Signs, signs, everywhere signs…in this case, the messages are positive and helpful. The park signs are welcoming and provide insight into what you can expect on your journey-providing “intel” on average and maximum trail grade, minimum and maximum width and other informative data points.
Time to lace up those boots and hit the trail! As the line graph shows in the aforementioned photo, the trail goes up! The immediate elevation gain and direction of the trail quickly introduces you to the forest. Moss, ferns, and lushness abound in this hillside ecosystem. It’s one of those Ewok Village sorts of scenes where green dominates.
We enjoyed our afternoon stroll, exploring the flora surrounding us, challenging one another to identify the variations of vert that sprout and grow from every possible source. The position of the tree below, sitting comfortably with legs crossed on top of a decaying stump was remarkable- and photo worthy.

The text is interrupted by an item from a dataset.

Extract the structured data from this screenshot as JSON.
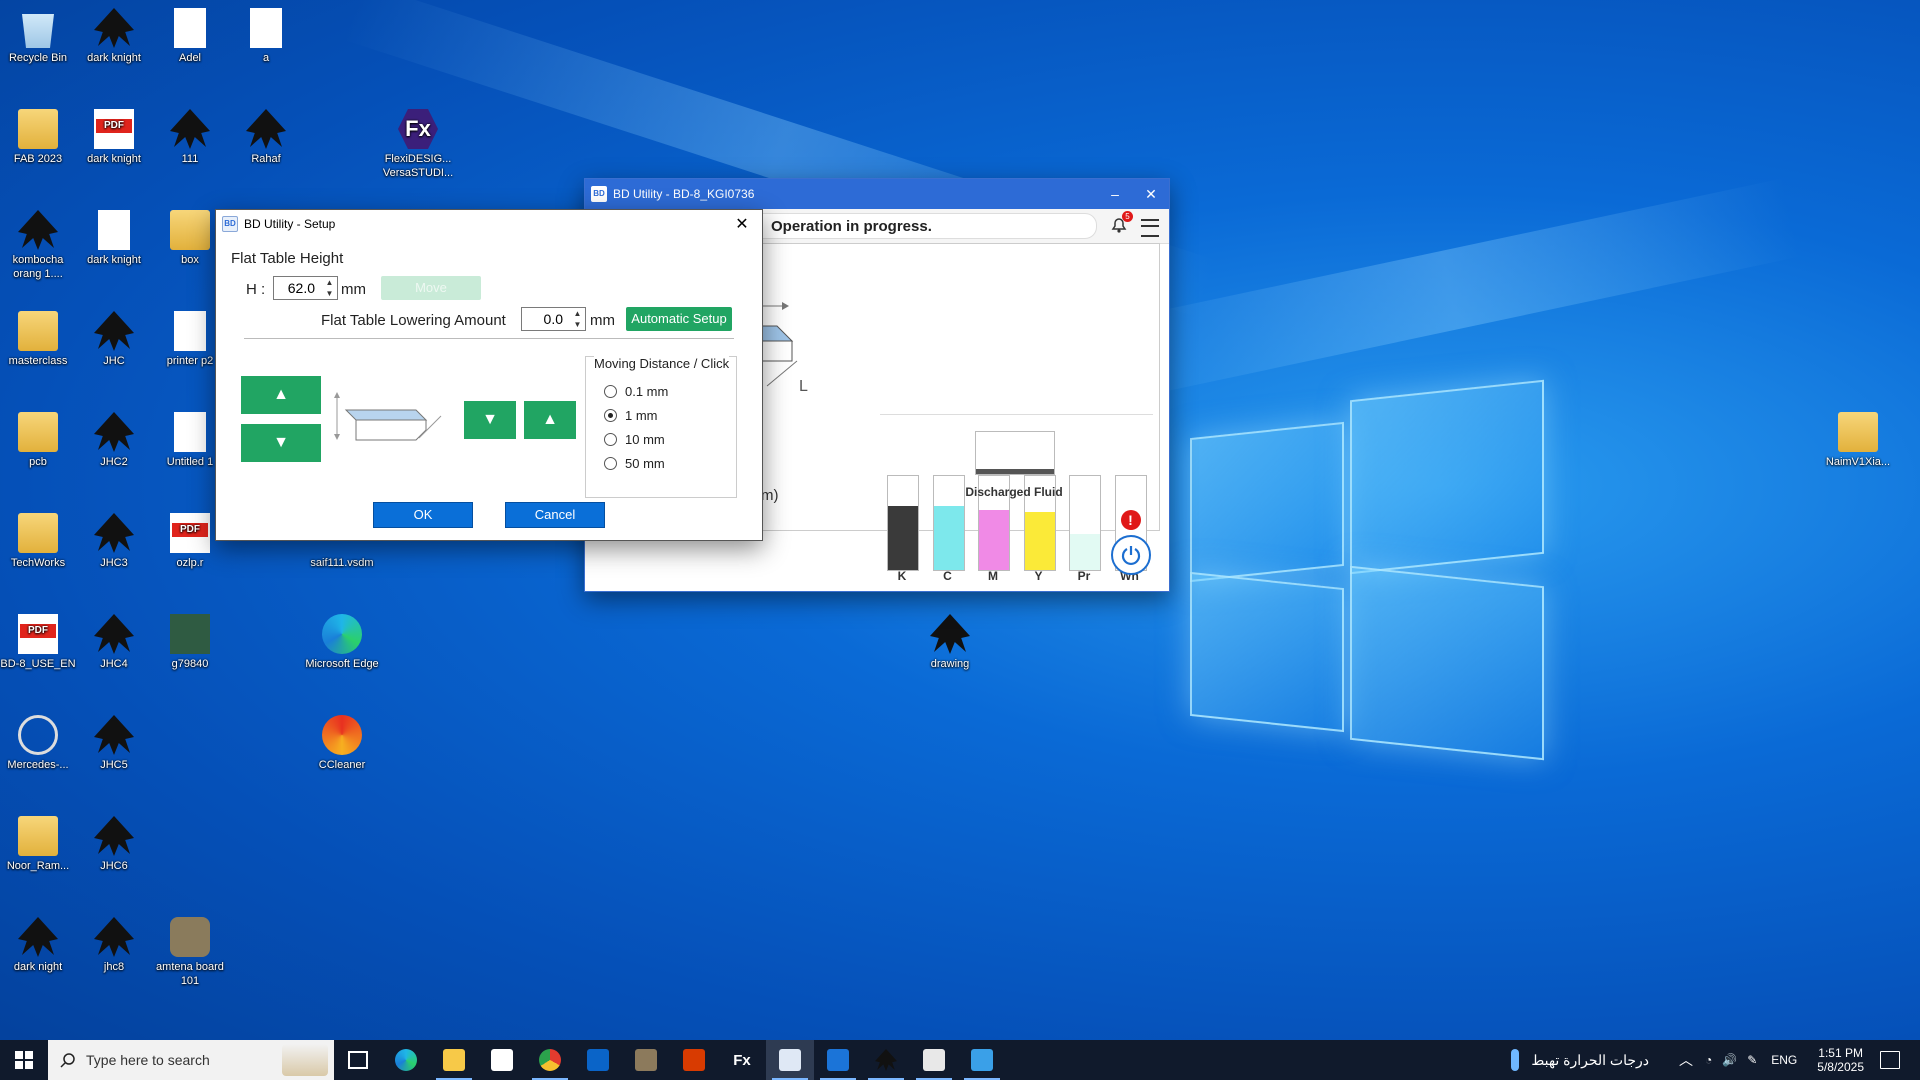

The new trail tread that winds it’s way up the mountain, was a community collaborative effort. I talked with Reid Parker from Whatcom County Parks Department and he iterated that this took 1,900 hours of volunteer labor over the course of 4 months. The partners included representation from the hiking community with Washington Trails Association; mountain biking with Whatcom Mountain Bike Coalition; trail running with Greater Bellingham Running Club and Cascade Mountain Runners; the financial support of REI through their grant program and engaged employees; all supported by people who came out to support the work of these organizations and access to open public space.
Work began in June on National Trail Day and culminated on National Public Lands Day in September. How fitting! It is demonstrative of the intent the partners had, working together to make this be the pinnacle of parks projects that set the tone for the future of our county and region.
This is a world-class trail that was also touched by the master of trail building, Gerry Wilbour and his crew with Northwest Trails, based in Bellingham. Yes, there was also some heavy lifting that had to happen with equipment and he and his crew are the ones for the job! Building trails are not just about getting from A-B, it’s about the experience and beauty along the way. You can see that in this trail.
The trail winds up the hillside and finishes at the lookout. The large gravel pad provides space for plenty of people to hang out and soak in the expansive views that are visible from the Summit of Stewart Mountain. This perspective gives a sense of what is to come with the development of trails and parklands in and around this area.
The culmination of my conversation with Reid Parker from Whatcom County Parks and Recreation Department was a personal and professional sense of pride and ownership around the future of what is to come in this space. He attributed the success of the project to the valuable community partnerships and public volunteer support that lead to incredible open public recreation space with beautiful views of the beginning of what is to come in trail building and public access to our shared open space surrounding Lake Whatcom.
In the words of one of our local breweries: Get Some! = Go out and explore the trail yourself (and bring a friend).